Lyric said...

You all are SO right about so many things! I didn't go to one of my local shops for a decade after the owner said something very rude to me when my 2yr old touched the fabric.

Sandy - I don't avoid anyone who is famous - most of them are just regular, albeit talented, people. I don't envy their success - and often go to learn from their success - be it in marketing, teaching, business, or art technique. Every once in a while I find one of them is egotistic - ah well. Most aren't.

It NEVER pays to speak badly of someone. Never. Hurts nobody but yourself. I try to do the opposite in my head, making up back-stories to explain someone's poor behavior. Makes it easier for me to let it go.

Poor hand-outs are a difficulty. I still find little mistakes in mine and think I have the best students. I ask them to write in edits or improvements on their evaluations. I'm continually tweaking them.

In class - only encouraging words. Ever. If I have a criticism it is private and couched in questions to the student to get them to discover the problem and figure out their own solution. Don't complain about a problem, provide a solution. (a household mantra)

I thank people for asking before they take pictures and then ask them to post them anywhere they want to WITH a link to my site. It's all good advertising.

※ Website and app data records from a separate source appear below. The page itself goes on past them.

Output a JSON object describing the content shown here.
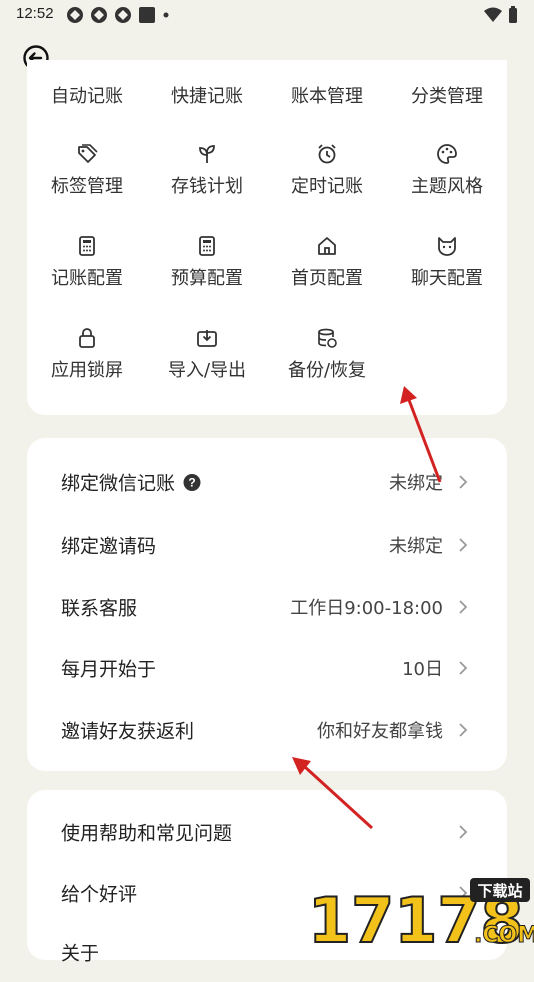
{
  "status_bar": {
    "time": "12:52",
    "icons": [
      "app-icon",
      "app-icon",
      "app-icon",
      "square-icon",
      "dot-icon",
      "wifi-icon",
      "battery-icon"
    ]
  },
  "header": {
    "back_icon": "back-arrow-circle-icon"
  },
  "grid": {
    "rows": [
      [
        {
          "label": "自动记账",
          "icon": "auto-icon"
        },
        {
          "label": "快捷记账",
          "icon": "quick-icon"
        },
        {
          "label": "账本管理",
          "icon": "book-icon"
        },
        {
          "label": "分类管理",
          "icon": "category-icon"
        }
      ],
      [
        {
          "label": "标签管理",
          "icon": "tag-icon"
        },
        {
          "label": "存钱计划",
          "icon": "sprout-icon"
        },
        {
          "label": "定时记账",
          "icon": "alarm-icon"
        },
        {
          "label": "主题风格",
          "icon": "palette-icon"
        }
      ],
      [
        {
          "label": "记账配置",
          "icon": "calculator-icon"
        },
        {
          "label": "预算配置",
          "icon": "calculator-icon"
        },
        {
          "label": "首页配置",
          "icon": "home-icon"
        },
        {
          "label": "聊天配置",
          "icon": "cat-icon"
        }
      ],
      [
        {
          "label": "应用锁屏",
          "icon": "lock-icon"
        },
        {
          "label": "导入/导出",
          "icon": "import-export-icon"
        },
        {
          "label": "备份/恢复",
          "icon": "database-restore-icon"
        }
      ]
    ]
  },
  "settings": [
    {
      "title": "绑定微信记账",
      "value": "未绑定",
      "help": true
    },
    {
      "title": "绑定邀请码",
      "value": "未绑定"
    },
    {
      "title": "联系客服",
      "value": "工作日9:00-18:00"
    },
    {
      "title": "每月开始于",
      "value": "10日"
    },
    {
      "title": "邀请好友获返利",
      "value": "你和好友都拿钱"
    }
  ],
  "help_section": [
    {
      "title": "使用帮助和常见问题"
    },
    {
      "title": "给个好评"
    },
    {
      "title": "关于"
    }
  ],
  "watermark": {
    "text": "17178",
    "badge": "下载站",
    "domain": ".COM"
  },
  "colors": {
    "background": "#f3f2ea",
    "card": "#ffffff",
    "arrow": "#d32222",
    "chevron": "#9a9a9a"
  }
}
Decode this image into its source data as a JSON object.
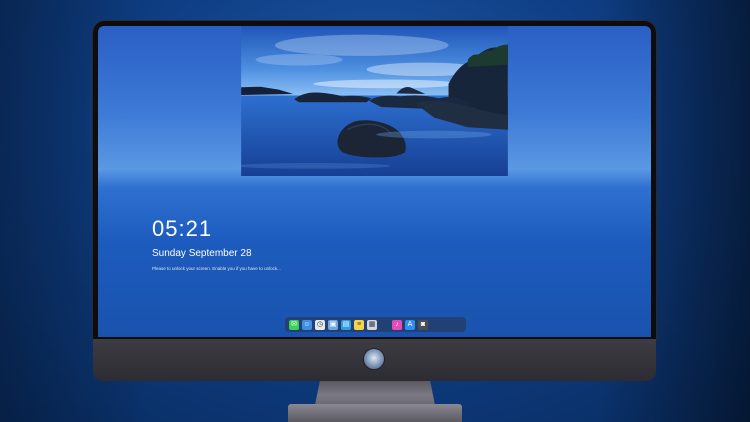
{
  "lock_screen": {
    "time": "05:21",
    "date": "Sunday September 28",
    "hint": "Please to unlock your screen. Enable you if you have to unlock..."
  },
  "dock": {
    "apps": [
      {
        "name": "messages-icon",
        "color": "#3ecf5a",
        "glyph": "✉"
      },
      {
        "name": "finder-icon",
        "color": "#3e8de8",
        "glyph": "☺"
      },
      {
        "name": "clock-icon",
        "color": "#e8e8ea",
        "glyph": "◷"
      },
      {
        "name": "preview-icon",
        "color": "#6fa8e0",
        "glyph": "▣"
      },
      {
        "name": "files-icon",
        "color": "#2f9de0",
        "glyph": "▤"
      },
      {
        "name": "notes-icon",
        "color": "#f5d34a",
        "glyph": "≡"
      },
      {
        "name": "photos-icon",
        "color": "#cfd6de",
        "glyph": "▦"
      },
      {
        "name": "music-icon",
        "color": "#e64ab8",
        "glyph": "♪"
      },
      {
        "name": "appstore-icon",
        "color": "#2e8ff0",
        "glyph": "A"
      },
      {
        "name": "camera-icon",
        "color": "#4a4d55",
        "glyph": "◙"
      }
    ]
  }
}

As a teacher - I have much to learn - and am grateful for all of your input!

Lisa Chin said...

So many great comments on what not to do as a teacher and a quilt store employee. I like to think that I haven't done any of these no-no's and that I provide good feedback and lots of encouragement when I teach and work at the quilt store. I've been lucky enough to have only good teachers. I can't recall a bad class. I've heard others stories of terrible experiences with local and national teachers but have had great luck so far. I'm keeping my fingers crossed. I LOVE the cell phone fling idea! What a great way to make everyone feel at ease! Thank you for sharing these great ideas!